Some of the emerging benefits that interest employees most are:

  • Unlimited paid time off – 72%
  • Wellness programs that reward healthy behavior – 69%
  • Phased retirement program – 68%
  • Paid sabbatical program – 66%
  • On-site free/subsidized services (e.g., meals, gym, dry cleaning) – 61%
  • On-site health/medical care (including mental health) – 59%

Even if an employer does offer a benefits package that addresses most of their employee’s needs, if employees don’t fully understand what is offered, they won’t appreciate them or their potential impact on their lives.  Only 37% of employees strongly believe their employers’ benefits communication is customized to address their personal situations and only 4 in 10 employees strongly believe their employer’s benefits communication is simple to understand.  Employers should concentrate on communicating not only what benefits they offer, but also how those benefits are relevant in the lives of their employees.

According the study, “To meet the changing expectations of today’s workforce, employers need to ensure that they are building benefits plans that meet their employees’ wide range of needs.
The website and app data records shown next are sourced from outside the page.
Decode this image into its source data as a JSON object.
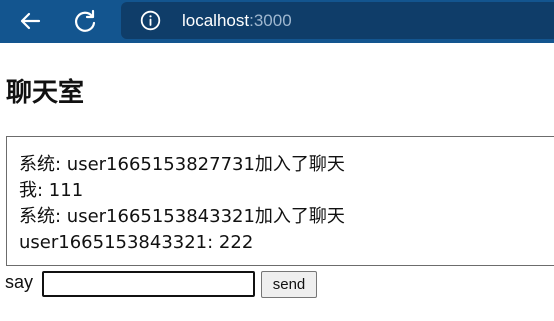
{
  "browser": {
    "url_host": "localhost",
    "url_port": ":3000",
    "icons": {
      "back": "arrow-left-icon",
      "reload": "reload-icon",
      "info": "info-icon"
    },
    "colors": {
      "toolbar": "#13558f",
      "address_bar": "#0f3d69"
    }
  },
  "page": {
    "title": "聊天室"
  },
  "chat": {
    "messages": [
      "系统: user1665153827731加入了聊天",
      "我: 111",
      "系统: user1665153843321加入了聊天",
      "user1665153843321: 222"
    ]
  },
  "composer": {
    "label": "say",
    "input_value": "",
    "send_label": "send"
  }
}
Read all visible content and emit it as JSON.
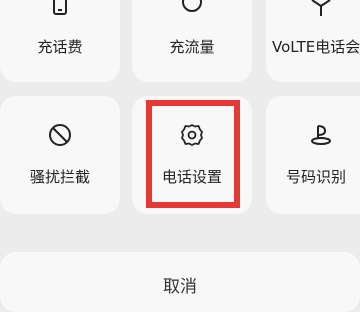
{
  "grid": {
    "row1": [
      {
        "label": "充话费",
        "icon": "phone-icon"
      },
      {
        "label": "充流量",
        "icon": "circle-icon"
      },
      {
        "label": "VoLTE电话会",
        "icon": "antenna-icon"
      }
    ],
    "row2": [
      {
        "label": "骚扰拦截",
        "icon": "block-icon"
      },
      {
        "label": "电话设置",
        "icon": "gear-icon"
      },
      {
        "label": "号码识别",
        "icon": "badge-icon"
      }
    ]
  },
  "highlight": {
    "color": "#e53935",
    "target": "电话设置"
  },
  "cancel": {
    "label": "取消"
  }
}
Equally important, employers should ensure that employees fully understand the value of their benefit options — so they can make the right decisions for their needs and companies can realize the full impact of their investments.”

By Jason Rowe, American Society of Employers

Michigan employers see value in providing their employees flexible work arrangements, with two-thirds offering some form of the benefit. Over half of employers market their flexibility arrangements as an employee benefit to attract new talent, as is shown in ASE’s recently released Workplace Flexibility Survey.  This is the first-ever Workplace Flexibility Survey conducted by ASE.

Some insights uncovered by the Workplace Flexibility Survey include:

  • The most prevalent flexible work arrangement offered by organizations was flexible hours/flextime (83%).  This was followed by telecommuting, with 62% offering the benefit, and 46% allowing part-time schedules.
  • Most organizations that utilize flexible hours/flextime allow employees to have varied start and end times (96%).  Most organizations require employees to be present for core hours (79%).
  • Telecommuting arrangements are most frequently allowed at the discretion of the manager (79%) and are offered on an ad-hoc basis (77%).
  • Technology has made telecommuting more efficient and viable.  54% of respondents indicate using some form of collaboration software and another 52% indicate utilizing some form of video conferencing.  Instant messaging, popularized in the mid and late 90’s, was utilized by 75% of those surveyed. 
  • 11% of organizations offer paid parental leave beyond FMLA, short-term disability, or what is required by law.  For birth mothers, fathers, and adoptive parents, most organizations gave employees their full pay while on the parental leave.
  • 18% of organizations offer summer/seasonal hours, and a majority of them use a compressed workweek (38%).  The most popular form of the compressed work week is a 4/40 schedule where employees work four 10-hour days per week.

Workplace flexibility continues to be a priority in a society that craves a better work/life balance. In time, Michigan will likely see a greater shift away from the traditional 9-5 workplace schedule towards an arrangement that allows employees to feel less constrained by the demands of working inside of an office.